So, if Twitter lets you search any term, why do you even need hashtags? Because they can help call out when a word or phrase is particularly relevant to others. The hashtag lets people search for the #TED conference or the #Jets football game without reading about your uncle Theodore or the latest news about airplanes.
One tip: If you’re prone to feeling left out, be careful— following conference hashtags can give you FOMO .
Similar to events, breaking news stories often get their own hashtags. The October 2007 #SanDiegoFire was one of the first prominent uses of a hashtag to disseminate breaking news, but the Arab Spring uprisings in places like #TahrirSquare showed the world the real power of a hashtag.
When it comes to breaking news, sometimes searching the hashtags on user-generated content can give you better information than major media outlets. I’ll admit that I followed Hurricane #Sandy updates on Instagram to see what kind of damage had been done to my neighborhood and the cities around it.
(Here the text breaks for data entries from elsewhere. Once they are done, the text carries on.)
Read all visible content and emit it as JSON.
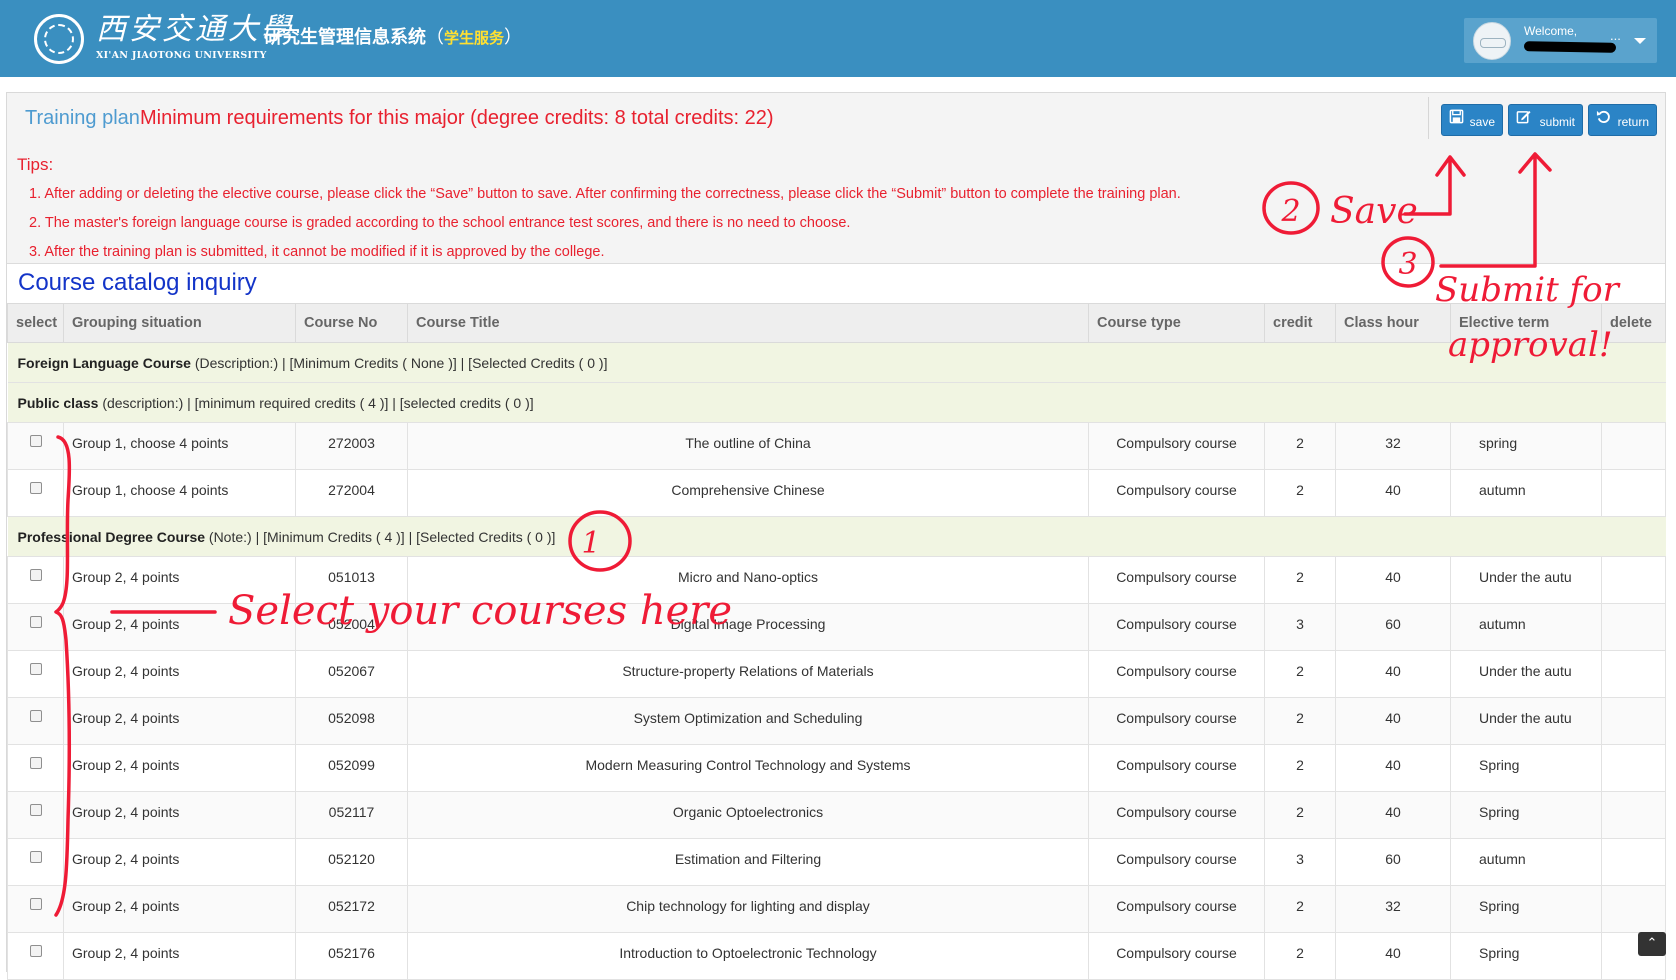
{
  "header": {
    "logo_cn": "西安交通大學",
    "logo_en": "XI'AN JIAOTONG UNIVERSITY",
    "system_name": "研究生管理信息系统",
    "paren_open": "（",
    "system_sub": "学生服务",
    "paren_close": "）",
    "welcome": "Welcome,",
    "user_ellipsis": "..."
  },
  "plan": {
    "label": "Training plan",
    "requirement": "Minimum requirements for this major (degree credits: 8 total credits: 22)",
    "buttons": {
      "save": "save",
      "submit": "submit",
      "return": "return"
    }
  },
  "tips": {
    "title": "Tips:",
    "items": [
      "1. After adding or deleting the elective course, please click the “Save” button to save. After confirming the correctness, please click the “Submit” button to complete the training plan.",
      "2. The master's foreign language course is graded according to the school entrance test scores, and there is no need to choose.",
      "3. After the training plan is submitted, it cannot be modified if it is approved by the college."
    ]
  },
  "catalog": {
    "title": "Course catalog inquiry",
    "columns": [
      "select",
      "Grouping situation",
      "Course No",
      "Course Title",
      "Course type",
      "credit",
      "Class hour",
      "Elective term",
      "delete"
    ],
    "groups": [
      {
        "name": "Foreign Language Course",
        "detail": " (Description:) | [Minimum Credits ( None )] | [Selected Credits ( 0 )]",
        "rows": []
      },
      {
        "name": "Public class",
        "detail": " (description:) | [minimum required credits ( 4 )] | [selected credits ( 0 )]",
        "rows": [
          {
            "group": "Group 1, choose 4 points",
            "no": "272003",
            "title": "The outline of China",
            "type": "Compulsory course",
            "credit": "2",
            "hours": "32",
            "term": "spring"
          },
          {
            "group": "Group 1, choose 4 points",
            "no": "272004",
            "title": "Comprehensive Chinese",
            "type": "Compulsory course",
            "credit": "2",
            "hours": "40",
            "term": "autumn"
          }
        ]
      },
      {
        "name": "Professional Degree Course",
        "detail": " (Note:) | [Minimum Credits ( 4 )] | [Selected Credits ( 0 )]",
        "rows": [
          {
            "group": "Group 2, 4 points",
            "no": "051013",
            "title": "Micro and Nano-optics",
            "type": "Compulsory course",
            "credit": "2",
            "hours": "40",
            "term": "Under the autu"
          },
          {
            "group": "Group 2, 4 points",
            "no": "052004",
            "title": "Digital Image Processing",
            "type": "Compulsory course",
            "credit": "3",
            "hours": "60",
            "term": "autumn"
          },
          {
            "group": "Group 2, 4 points",
            "no": "052067",
            "title": "Structure-property Relations of Materials",
            "type": "Compulsory course",
            "credit": "2",
            "hours": "40",
            "term": "Under the autu"
          },
          {
            "group": "Group 2, 4 points",
            "no": "052098",
            "title": "System Optimization and Scheduling",
            "type": "Compulsory course",
            "credit": "2",
            "hours": "40",
            "term": "Under the autu"
          },
          {
            "group": "Group 2, 4 points",
            "no": "052099",
            "title": "Modern Measuring Control Technology and Systems",
            "type": "Compulsory course",
            "credit": "2",
            "hours": "40",
            "term": "Spring"
          },
          {
            "group": "Group 2, 4 points",
            "no": "052117",
            "title": "Organic Optoelectronics",
            "type": "Compulsory course",
            "credit": "2",
            "hours": "40",
            "term": "Spring"
          },
          {
            "group": "Group 2, 4 points",
            "no": "052120",
            "title": "Estimation and Filtering",
            "type": "Compulsory course",
            "credit": "3",
            "hours": "60",
            "term": "autumn"
          },
          {
            "group": "Group 2, 4 points",
            "no": "052172",
            "title": "Chip technology for lighting and display",
            "type": "Compulsory course",
            "credit": "2",
            "hours": "32",
            "term": "Spring"
          },
          {
            "group": "Group 2, 4 points",
            "no": "052176",
            "title": "Introduction to Optoelectronic Technology",
            "type": "Compulsory course",
            "credit": "2",
            "hours": "40",
            "term": "Spring"
          }
        ]
      }
    ]
  },
  "annotations": {
    "step1": "1",
    "select_text": "Select your courses here",
    "step2": "2",
    "save_text": "Save",
    "step3": "3",
    "submit_text": "Submit for",
    "approval_text": "approval!"
  },
  "scroll_top_icon": "double-chevron-up-icon",
  "colors": {
    "topbar": "#3a8fc0",
    "primary_button": "#2b84c6",
    "alert_red": "#e8212f",
    "catalog_title": "#1334c8",
    "group_row_bg": "#f1f5e2",
    "annotation_red": "#ef1b36"
  }
}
Games and Memes
Hashtags have the uncanny ability to make you feel like you’re part of something bigger. When trending hashtags take off on Twitter and other social platforms, it’s hard not to want to join in on the fun. Widespread hashtag memes have certainly gained popularity with the “weeklies” like #FollowFriday (listing other Twitter users that you like to follow) and #ThrowbackThursday (sharing old photos or blog posts). And everyone loves being part of something bigger (like #fromwhereirun ) or playing a fun game (like #lessinterestingbooks , #IndieMusicMovies , or #natesilverfacts ).
My favorite hashtag memes are the ones you can use to make fun of yourself ( or other people ). #firstworldproblems is a useful way to say “This complaint is trivial, but I want to share it with you even though I fully appreciate how lucky I am to have this problem at all.” Similarly, the hashtag #humblebrag has become a cultural shorthand for “I’m pretending to be humble, but really I’m bragging.” The popularity of #humblebrag has even spawned the new hashtag #bragbrag , for when you really just want to do some good, old-fashioned boasting.
You know those long hashtags that are almost their own sentence? The ones that seem excessive and somewhat ridiculous because no one else is using them? Those are absolutely my favorite kind of hashtags.
The rise of ironic metadata hashtags is as close as the world of hashtags comes to creative expression. Using them is ironic because you don’t realistically expect anyone to click on it or to find your post by searching for that term. Including an ironic hashtag doesn’t necessarily group your conversation with others like it, but it’s a fun and clever way to tell your readers, “I know that you know how a hashtag is supposed to work, and we both know this is an absurd way to use it.” Its very usage creates the inside joke that everyone can appreciate.
Hashtag abuse is an ugly thing, so I encourage everyone to use good judgment. Too many hashtags in one tweet or post make your message hard to read and can look spammy. But the beauty of the (appropriately used) hashtag is that it can bring us together, gathered around a communal topic to publish information or tell stories with a common vernacular. Hashtags allow us to develop inside jokes, and then share them with millions of people in a way that lets us all feel like we’re on the inside. Because of hashtags, we can consume media with an added layer of understanding, and then say #iseewhatyoudidthere .
TopicsTools & Skills , The Download by Anneke Jong , Social Media , Tech , Syndication , Social Media & Blogging
Anneke is a founding executive and leads the business side of Reserve, one of Fast Company's Most Innovative companies of 2016. She joined Reserve from the Google Creative Lab where she led teams building the future of tech. An advisor to NPR and a startup veteran, she is an experienced entrepreneur and storyteller who speaks and writes on topics related to technology and culture. She lives in Brooklyn and can be found online at @annekejong.More from this Author